Wednesday, March 21, 2007
Understanding Politics in Parade's End
This article discusses the politics of nostalgia in Ford Madox Ford's Parade's End. Gasiorek reviews the four sections of Parade's End, suggesting that Ford's novel questions the nature of tradition and its relevence to modern English society. Ford's text is very ambivalent in that it criticizes both pre and post war England. This confusion is seen through the character of Tietjens. Readers struggle with this character, as they are constantly trying to figure out Ford's own political views and his attitude towards Tietjens. Gasiorek sees that there are two different readings of the text: the first suggests that through Tietjen, Ford displays a critique of England (its values, feudalism ect). The other reading, Gasiorek argues, seperates Tietjens from Ford; however, maintains the same idea. In other words, Ford may be cricizing England but is calling for reform not complete absolution from such values.
Gasiorek suggests that neither of these readings are accurate, and that they fail to recognize that feudalism and Toryism are under investigation in the text. He suggests that many readers and critics place their own values on the text which is why such readings have arisen.
In the end, he suggests that Ford Madox Ford's Parade's End uses nostalgia to allow the reader to identify with Tietjens indictment. He states that "on one hand, it offers a critique of Tietjen's Toryism...and showing it to be impotent and anarchronistic in the modern world, but on the other hand, it reveals a genuine, heartfelt sympathy for Tietjen's political views.

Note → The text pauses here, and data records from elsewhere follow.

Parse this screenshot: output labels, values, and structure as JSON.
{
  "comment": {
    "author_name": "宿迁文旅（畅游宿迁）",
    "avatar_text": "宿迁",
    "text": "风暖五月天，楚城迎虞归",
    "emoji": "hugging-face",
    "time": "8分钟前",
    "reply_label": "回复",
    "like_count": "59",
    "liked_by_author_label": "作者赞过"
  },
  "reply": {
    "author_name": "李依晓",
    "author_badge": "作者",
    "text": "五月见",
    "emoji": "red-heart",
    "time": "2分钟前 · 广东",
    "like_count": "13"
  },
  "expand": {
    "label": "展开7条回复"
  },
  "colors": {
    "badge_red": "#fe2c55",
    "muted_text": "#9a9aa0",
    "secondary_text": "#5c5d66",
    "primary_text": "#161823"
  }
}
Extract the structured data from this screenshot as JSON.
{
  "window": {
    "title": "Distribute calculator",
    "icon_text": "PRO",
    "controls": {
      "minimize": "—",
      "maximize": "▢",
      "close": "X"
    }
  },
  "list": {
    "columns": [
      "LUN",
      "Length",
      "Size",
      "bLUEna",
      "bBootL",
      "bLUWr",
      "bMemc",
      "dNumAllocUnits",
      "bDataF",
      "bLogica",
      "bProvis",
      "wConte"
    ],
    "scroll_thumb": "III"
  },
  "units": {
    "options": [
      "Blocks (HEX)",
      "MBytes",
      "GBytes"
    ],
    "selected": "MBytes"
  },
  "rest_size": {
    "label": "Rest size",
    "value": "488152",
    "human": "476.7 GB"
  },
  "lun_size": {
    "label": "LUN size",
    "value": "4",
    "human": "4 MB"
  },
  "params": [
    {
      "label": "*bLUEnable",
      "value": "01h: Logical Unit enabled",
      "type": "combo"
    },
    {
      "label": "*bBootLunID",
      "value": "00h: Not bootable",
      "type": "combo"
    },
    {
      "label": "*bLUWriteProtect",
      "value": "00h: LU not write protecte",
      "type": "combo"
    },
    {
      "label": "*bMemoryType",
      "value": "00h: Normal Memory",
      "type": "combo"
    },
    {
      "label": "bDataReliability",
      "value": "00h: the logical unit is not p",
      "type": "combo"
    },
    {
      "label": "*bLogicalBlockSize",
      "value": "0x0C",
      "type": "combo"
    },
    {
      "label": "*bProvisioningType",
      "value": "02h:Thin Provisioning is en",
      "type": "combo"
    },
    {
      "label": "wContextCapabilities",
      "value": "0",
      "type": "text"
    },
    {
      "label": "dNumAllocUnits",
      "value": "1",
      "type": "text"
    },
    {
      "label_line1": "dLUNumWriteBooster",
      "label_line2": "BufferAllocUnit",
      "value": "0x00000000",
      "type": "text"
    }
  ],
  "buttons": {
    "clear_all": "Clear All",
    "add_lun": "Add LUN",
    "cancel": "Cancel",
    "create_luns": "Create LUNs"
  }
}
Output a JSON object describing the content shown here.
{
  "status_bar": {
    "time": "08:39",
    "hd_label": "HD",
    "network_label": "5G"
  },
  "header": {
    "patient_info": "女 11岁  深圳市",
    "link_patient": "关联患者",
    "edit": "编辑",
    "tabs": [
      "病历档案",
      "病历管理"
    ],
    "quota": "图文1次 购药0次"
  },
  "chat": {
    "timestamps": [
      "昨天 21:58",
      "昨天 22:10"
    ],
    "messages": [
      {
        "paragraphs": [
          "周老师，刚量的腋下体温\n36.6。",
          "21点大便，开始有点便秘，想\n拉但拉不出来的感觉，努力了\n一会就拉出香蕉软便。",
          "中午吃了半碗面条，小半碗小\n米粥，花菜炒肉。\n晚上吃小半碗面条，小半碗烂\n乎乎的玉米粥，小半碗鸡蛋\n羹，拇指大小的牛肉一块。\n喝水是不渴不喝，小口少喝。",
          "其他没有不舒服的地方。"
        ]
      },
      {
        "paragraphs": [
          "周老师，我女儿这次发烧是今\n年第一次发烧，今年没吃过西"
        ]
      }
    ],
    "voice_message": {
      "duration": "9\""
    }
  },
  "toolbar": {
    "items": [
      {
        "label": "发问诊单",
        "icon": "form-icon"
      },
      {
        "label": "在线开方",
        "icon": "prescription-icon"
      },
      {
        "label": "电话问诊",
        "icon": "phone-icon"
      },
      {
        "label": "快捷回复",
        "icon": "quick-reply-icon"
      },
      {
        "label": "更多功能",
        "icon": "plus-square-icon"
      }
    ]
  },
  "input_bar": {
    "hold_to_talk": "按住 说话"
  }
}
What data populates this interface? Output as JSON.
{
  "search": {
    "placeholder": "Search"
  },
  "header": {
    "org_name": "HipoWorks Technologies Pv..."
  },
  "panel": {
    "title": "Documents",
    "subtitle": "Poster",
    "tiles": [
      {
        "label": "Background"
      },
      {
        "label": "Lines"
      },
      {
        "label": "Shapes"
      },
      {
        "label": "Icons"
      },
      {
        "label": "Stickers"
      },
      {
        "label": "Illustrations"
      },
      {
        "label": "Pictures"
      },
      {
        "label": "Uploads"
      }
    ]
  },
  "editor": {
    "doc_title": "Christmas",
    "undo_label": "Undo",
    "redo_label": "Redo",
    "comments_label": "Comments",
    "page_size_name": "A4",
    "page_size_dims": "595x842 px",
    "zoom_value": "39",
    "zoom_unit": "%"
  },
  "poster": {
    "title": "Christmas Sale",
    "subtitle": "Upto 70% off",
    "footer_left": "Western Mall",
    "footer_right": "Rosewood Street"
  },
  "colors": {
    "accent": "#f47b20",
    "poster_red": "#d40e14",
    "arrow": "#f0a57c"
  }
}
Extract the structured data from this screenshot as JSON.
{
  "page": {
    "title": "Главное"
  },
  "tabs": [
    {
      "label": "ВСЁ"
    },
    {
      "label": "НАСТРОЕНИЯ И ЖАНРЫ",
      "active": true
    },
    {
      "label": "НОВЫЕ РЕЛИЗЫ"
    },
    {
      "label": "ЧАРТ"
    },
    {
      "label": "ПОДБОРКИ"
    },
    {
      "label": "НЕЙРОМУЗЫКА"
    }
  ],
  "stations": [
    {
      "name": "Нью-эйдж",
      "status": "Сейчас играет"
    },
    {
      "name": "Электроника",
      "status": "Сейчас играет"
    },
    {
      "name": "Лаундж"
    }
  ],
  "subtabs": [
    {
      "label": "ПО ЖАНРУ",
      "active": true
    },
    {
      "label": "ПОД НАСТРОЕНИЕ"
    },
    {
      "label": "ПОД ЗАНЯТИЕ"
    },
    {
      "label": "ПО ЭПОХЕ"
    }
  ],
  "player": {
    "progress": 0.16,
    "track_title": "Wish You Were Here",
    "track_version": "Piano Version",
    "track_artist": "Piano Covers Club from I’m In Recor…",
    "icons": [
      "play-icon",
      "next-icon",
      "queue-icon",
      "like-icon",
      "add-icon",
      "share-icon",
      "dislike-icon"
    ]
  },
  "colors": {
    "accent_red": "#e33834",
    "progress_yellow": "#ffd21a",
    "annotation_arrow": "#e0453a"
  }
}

Gasiorek, Andrzej. "The Politics of Cultural Nostalgia: History and Tradition in Ford Madox Ford's Parade's End." Literature and History. 11(2). 2002 Autumn. pp 52-77